**Input records**.

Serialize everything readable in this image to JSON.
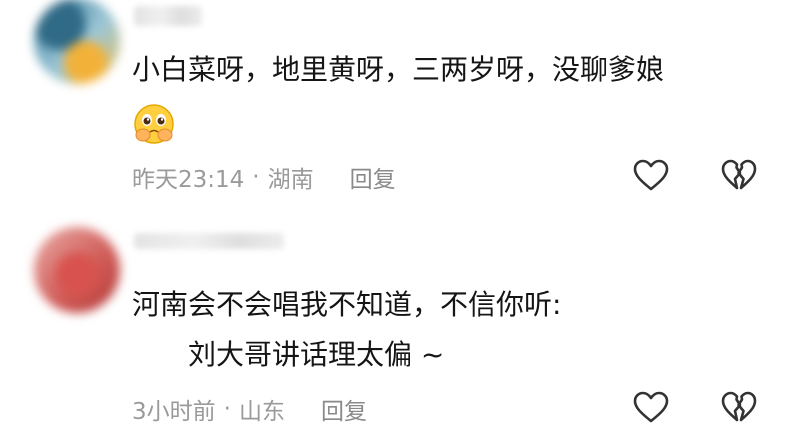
{
  "comments": [
    {
      "text": "小白菜呀，地里黄呀，三两岁呀，没聊爹娘",
      "emoji": "pleading-face-hands-icon",
      "time": "昨天23:14",
      "separator": "·",
      "location": "湖南",
      "reply_label": "回复"
    },
    {
      "text": "河南会不会唱我不知道，不信你听:",
      "text2": "刘大哥讲话理太偏 ~",
      "time": "3小时前",
      "separator": "·",
      "location": "山东",
      "reply_label": "回复"
    }
  ],
  "colors": {
    "meta_text": "#9a9a9a",
    "body_text": "#151515",
    "icon_stroke": "#333333"
  }
}
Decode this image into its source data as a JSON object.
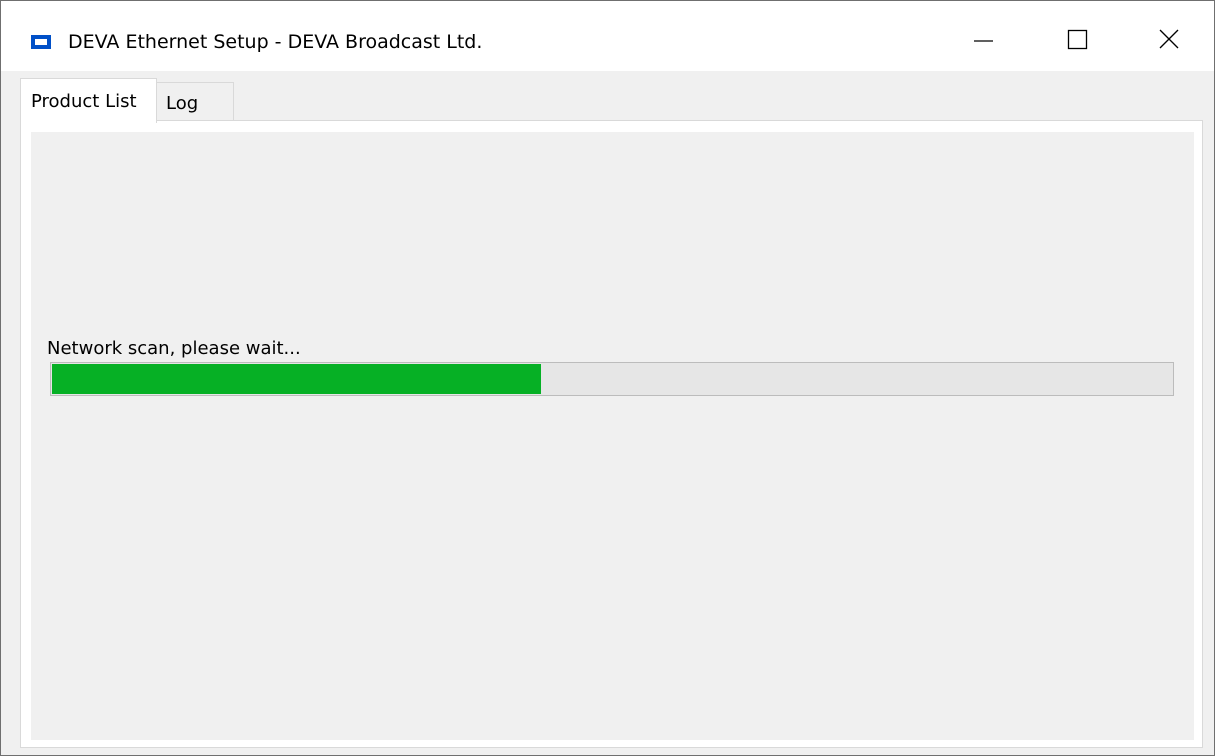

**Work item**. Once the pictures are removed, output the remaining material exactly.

**Task response**.
Serialize everything readable in this image to JSON.
{
  "comments": [
    {
      "text": "小白菜呀，地里黄呀，三两岁呀，没聊爹娘",
      "emoji": "pleading-face-hands-icon",
      "time": "昨天23:14",
      "separator": "·",
      "location": "湖南",
      "reply_label": "回复"
    },
    {
      "text": "河南会不会唱我不知道，不信你听:",
      "text2": "刘大哥讲话理太偏 ~",
      "time": "3小时前",
      "separator": "·",
      "location": "山东",
      "reply_label": "回复"
    }
  ],
  "colors": {
    "meta_text": "#9a9a9a",
    "body_text": "#151515",
    "icon_stroke": "#333333"
  }
}
Decode this image into its source data as a JSON object.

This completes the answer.